*** Opening of RECORDS TO USE ***

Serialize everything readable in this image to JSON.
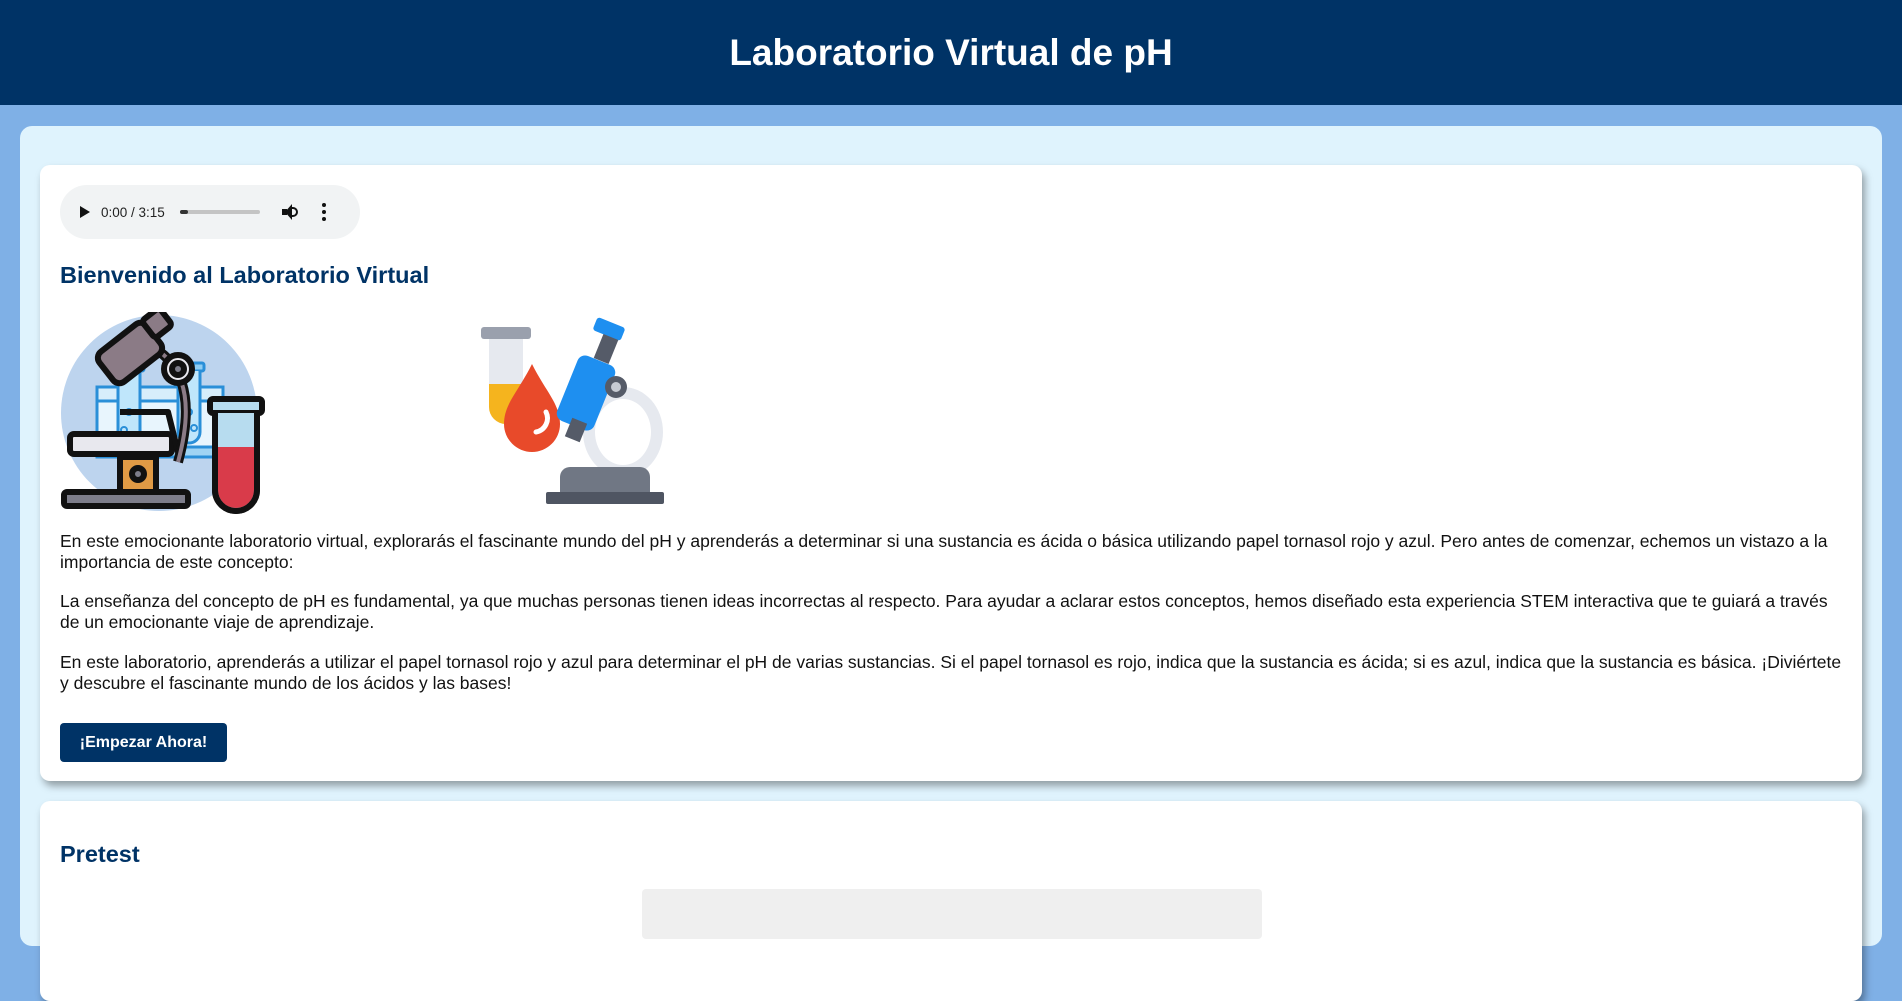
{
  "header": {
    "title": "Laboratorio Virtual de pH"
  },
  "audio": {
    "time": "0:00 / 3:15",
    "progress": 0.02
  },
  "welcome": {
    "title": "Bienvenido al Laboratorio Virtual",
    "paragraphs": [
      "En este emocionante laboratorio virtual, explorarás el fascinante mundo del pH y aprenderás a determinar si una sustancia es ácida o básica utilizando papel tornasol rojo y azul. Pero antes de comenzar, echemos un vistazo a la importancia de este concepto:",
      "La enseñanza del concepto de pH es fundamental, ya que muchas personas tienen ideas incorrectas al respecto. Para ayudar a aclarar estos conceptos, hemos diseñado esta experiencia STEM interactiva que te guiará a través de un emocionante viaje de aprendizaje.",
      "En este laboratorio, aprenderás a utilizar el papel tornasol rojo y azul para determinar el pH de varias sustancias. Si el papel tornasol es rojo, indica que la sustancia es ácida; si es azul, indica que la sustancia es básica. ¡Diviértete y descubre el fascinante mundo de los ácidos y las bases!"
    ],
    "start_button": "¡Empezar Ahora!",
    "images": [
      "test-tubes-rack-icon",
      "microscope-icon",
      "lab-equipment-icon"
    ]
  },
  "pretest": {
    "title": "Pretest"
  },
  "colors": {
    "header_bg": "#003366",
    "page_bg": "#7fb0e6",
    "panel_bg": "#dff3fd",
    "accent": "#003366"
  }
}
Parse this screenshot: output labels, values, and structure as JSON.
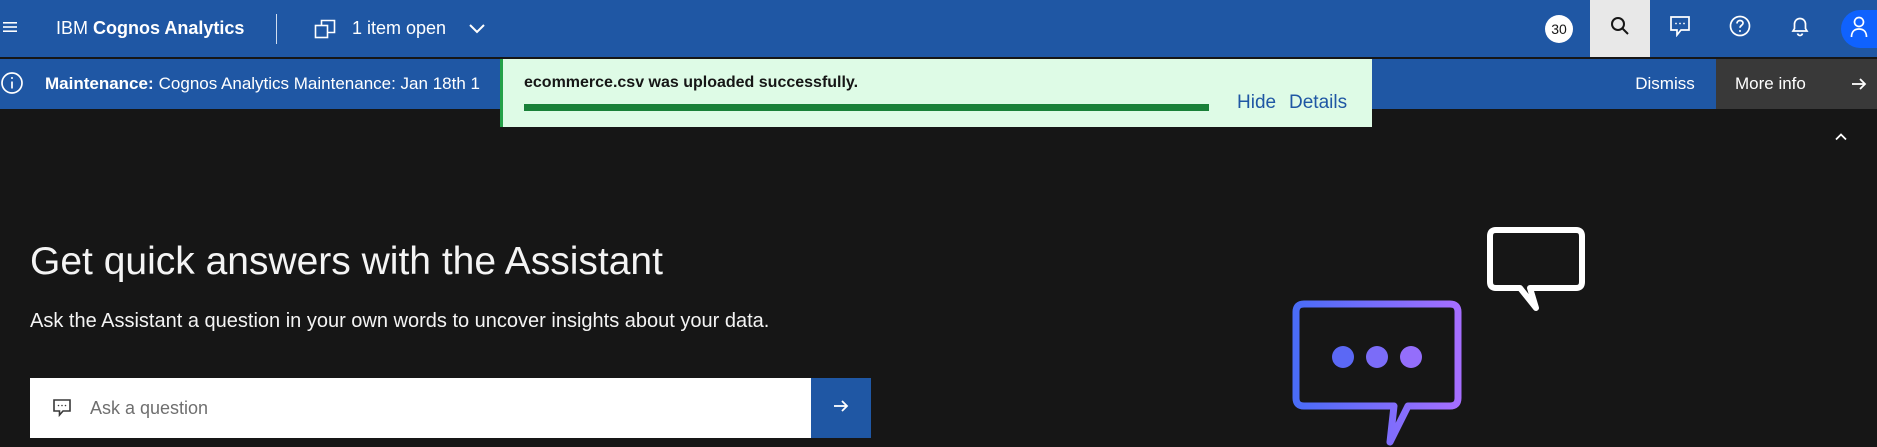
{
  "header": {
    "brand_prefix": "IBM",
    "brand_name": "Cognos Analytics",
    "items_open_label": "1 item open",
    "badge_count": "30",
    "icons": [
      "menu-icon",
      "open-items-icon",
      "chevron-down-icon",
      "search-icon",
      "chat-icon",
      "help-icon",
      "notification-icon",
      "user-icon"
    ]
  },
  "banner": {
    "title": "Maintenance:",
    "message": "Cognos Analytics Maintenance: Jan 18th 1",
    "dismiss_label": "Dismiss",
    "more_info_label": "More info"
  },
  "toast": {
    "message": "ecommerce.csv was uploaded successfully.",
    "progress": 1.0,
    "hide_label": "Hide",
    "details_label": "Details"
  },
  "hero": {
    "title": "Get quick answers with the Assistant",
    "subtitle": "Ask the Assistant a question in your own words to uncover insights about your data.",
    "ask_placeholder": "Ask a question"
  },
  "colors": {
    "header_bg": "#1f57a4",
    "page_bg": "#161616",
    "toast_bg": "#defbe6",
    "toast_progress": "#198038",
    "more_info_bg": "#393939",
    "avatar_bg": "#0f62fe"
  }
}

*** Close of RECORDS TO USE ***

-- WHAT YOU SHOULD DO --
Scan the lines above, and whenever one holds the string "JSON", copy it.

-- RESPONSE TO THIS TASK --
Serialize everything readable in this image to JSON.
Parse this screenshot: output labels, values, and structure as JSON.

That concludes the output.